"So what?", a common phrase in the American vernacular, more or less stands for one or more of the following arguments:
- I am not clear what conclusion you are attempting to imply with what you just said.
- I do not see how what you just said alters the outcome of our discussion.
- I do not see the logical connection between what you just said and the current topic.
Where one or more links or references have been given but with no real explanation of the logical connection involved, it can also mean:
- I do not have time or energy to investigate your bookstop and attempt to divine its applicability to the current discussion; you will need to summarize and explain if you wish your comment to be considered relevant.
While its use is often dismissed as an immature tactic for avoiding rational debate, it is actually an entirely reasonable (if extremely compact) expression of basic skepticism.
In a discoursive context, it can be thought of as equivalent to "What is your point?" or "What point are you trying to make?"
see also Issuepedia

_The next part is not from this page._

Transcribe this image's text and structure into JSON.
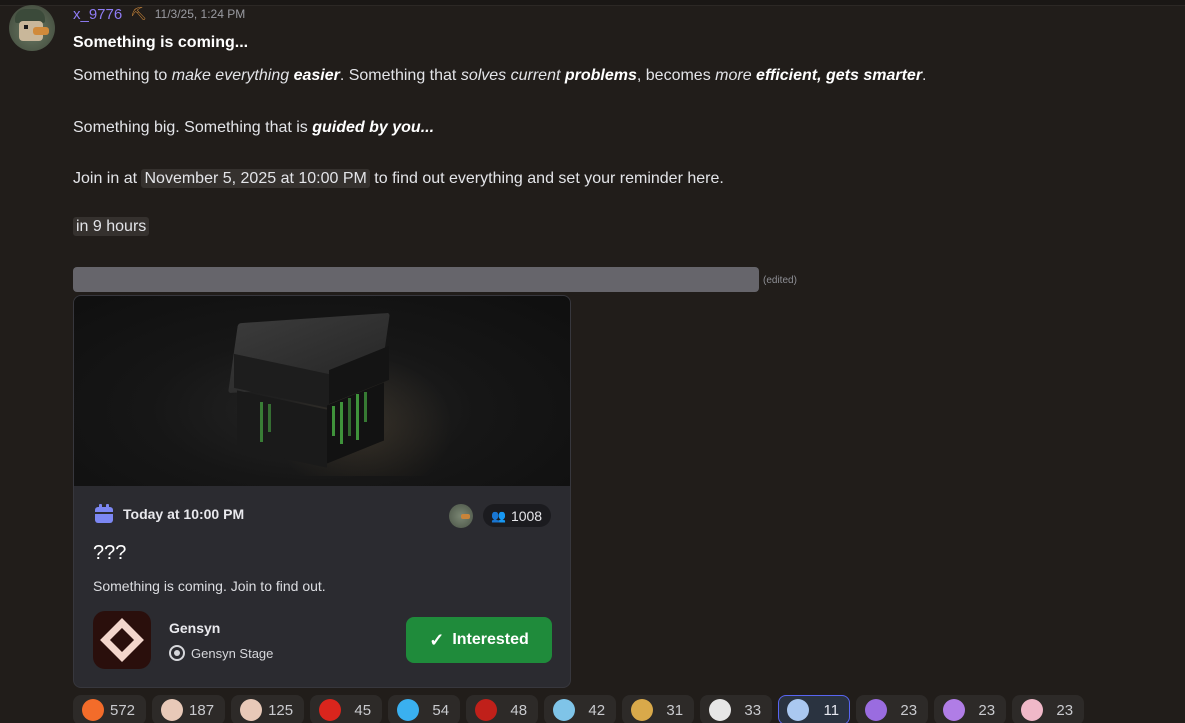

- irrelevant claims: a list of specific claims that are often used as if they proved something, but actually don't
- 2019-01-18 2 Words That Can Help Check Your Assumptions About People "Asking “so what?” can bring out your hidden beliefs and ideas, says career strategist Gail Tolstoi-Miller."